“Sexual harassment, harassment, pay disparities, and other barriers continue to prevent gender equity, and, although there has been increased awareness of the barriers and challenges women in the fundraising profession face, there is still much work to do,” says Tobin. “We need to continue to elevate the conversation and increase access to the tools and resources available that address and combat gender inequity. We may never achieve true gender equity across all sectors—private, public, and social—but we can eliminate it in ours.”
The final workgroup is focused on the Women’s Impact Summit, which will be held in conjunction with AFP’s 2019 Leadership Academy in Phoenix, Arizona. The summit will serve as the culmination of the initiative and feature the results of each workgroup and a plan for continuing the efforts of WII into the future.
“Our charge is to create the vision for [the summit], plan, and host the summit,” says Rachel Hutchisson, vice president of corporate citizenship and philanthropy at Blackbaud in Charleston, South Carolina. “The summit is designed for anyone that is interested to come and learn, and we encourage everyone to participate.”
The research findings, educational offerings, and partnerships developed through the work of WII will inform the creation of future resources. WII will also serve as the foundation of the IDEA Impact Program as AFP moves to focus on other diverse communities. Other communities AFP will seek to engage include African-Americans, youths, and members of the LGBTQ community.
“Through each of the IDEA workgroups, we have committed to focus on important issues and needs of members in their own workplaces,” says Birgit Burton, CFRE, chair of the IDEA Committee, which is working closely with the WII task force. “In order to accomplish this, we are providing the education and tools necessary to help them create environments where they are respected and appreciated—preparing them to become champions and leaders for diversity so that they may help others better understand the importance of having a diverse workforce. While we have more work ahead of us, the IDEA Committee, through programs like WII, continues to embrace the challenge of making the profession more equitable and inclusive while growing and sustaining our membership.”
The challenges addressed by WII will, of course, not be overcome in 18 months. Rather, the goal of the initiative is to increase awareness and create a foundation of data, research, programs, and partnerships that will become part of AFP’s overall regular operations well into the future after WII.
“WII is going to be in the DNA of AFP,” says Darius Maze, resource development and communications manager for The Bloom Group in Vancouver and a member of the Awareness Workgroup. “Diversity, inclusion, equity, access—it’s how we operate, practice fundraising, and support our members now.”
Here’s How You Can Get Involved
Visit the website at afpidea.org/wii, or contact Heba Mahmoud, director of chapter engagement for AFP, at 703-519-8486 or by email at email@example.com. Share examples of what organizations are doing to excel at improving gender equity through our call to action.
The Women’s Impact Initiative is also looking for ambassadors, volunteers to help with specific projects within some of the WII workgroups:

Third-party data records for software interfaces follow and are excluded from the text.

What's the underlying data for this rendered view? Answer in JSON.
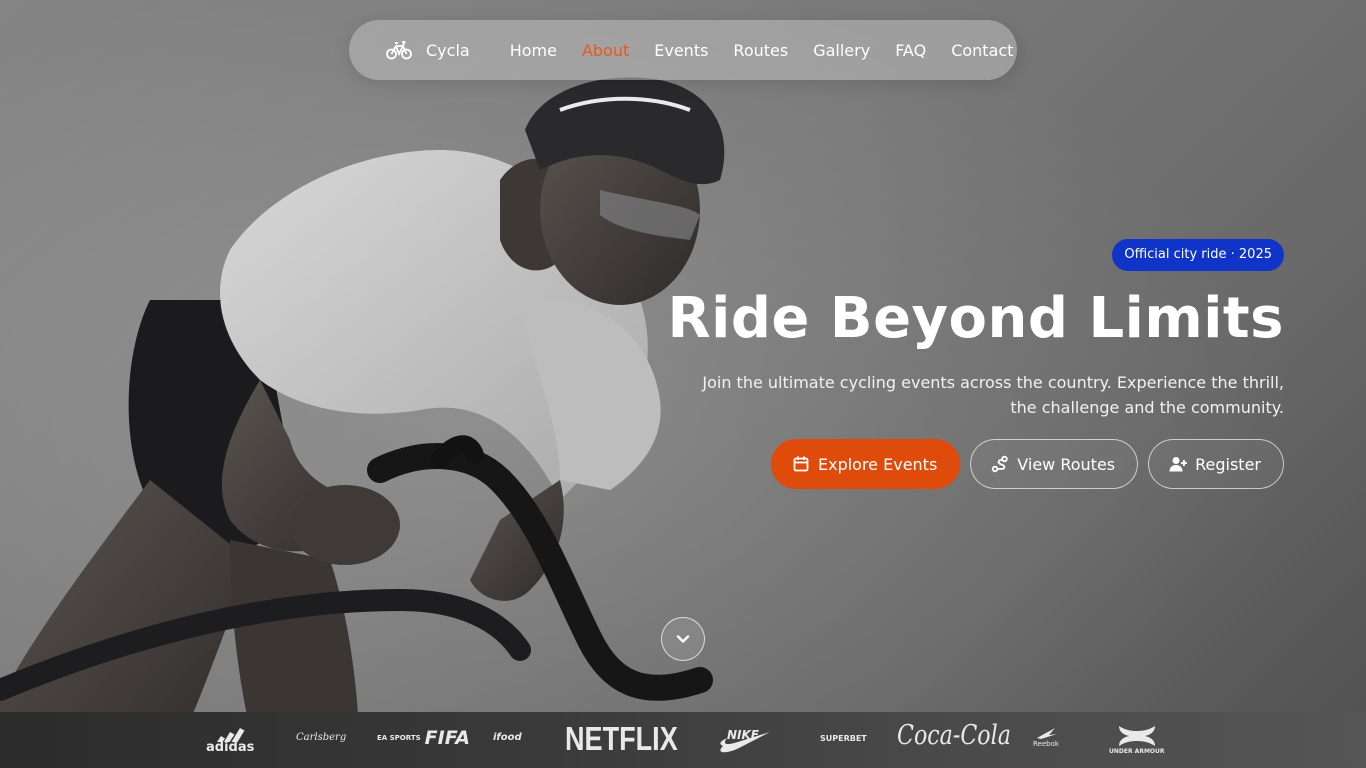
{
  "nav": {
    "brand": "Cycla",
    "brand_icon": "bicycle-icon",
    "links": [
      "Home",
      "About",
      "Events",
      "Routes",
      "Gallery",
      "FAQ",
      "Contact"
    ],
    "active": "About"
  },
  "hero": {
    "badge": "Official city ride · 2025",
    "title": "Ride Beyond Limits",
    "subtitle": "Join the ultimate cycling events across the country. Experience the thrill, the challenge and the community.",
    "buttons": [
      {
        "label": "Explore Events",
        "icon": "calendar-icon"
      },
      {
        "label": "View Routes",
        "icon": "route-icon"
      },
      {
        "label": "Register",
        "icon": "user-plus-icon"
      }
    ],
    "scroll_icon": "chevron-down-icon"
  },
  "sponsors": {
    "adidas": "adidas",
    "carlsberg": "Carlsberg",
    "ea_sports": "EA SPORTS",
    "fifa": "FIFA",
    "ifood": "ifood",
    "netflix": "NETFLIX",
    "nike": "NIKE",
    "superbet": "SUPERBET",
    "cocacola": "Coca-Cola",
    "reebok": "Reebok",
    "under_armour": "UNDER ARMOUR"
  },
  "colors": {
    "accent": "#df4b0b",
    "nav_active": "#e8591c",
    "badge_bg": "#1033c8"
  }
}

- You are encouraged to use the online discussion groups we have set up for WII. It’s an opportunity to ask questions or share your thoughts and perspectives.
- The mentoring program will launch in August with an official “Call for Applications.”
- The summit will be held in conjunction with the Leadership Academy in 2019 in Phoenix, Arizona.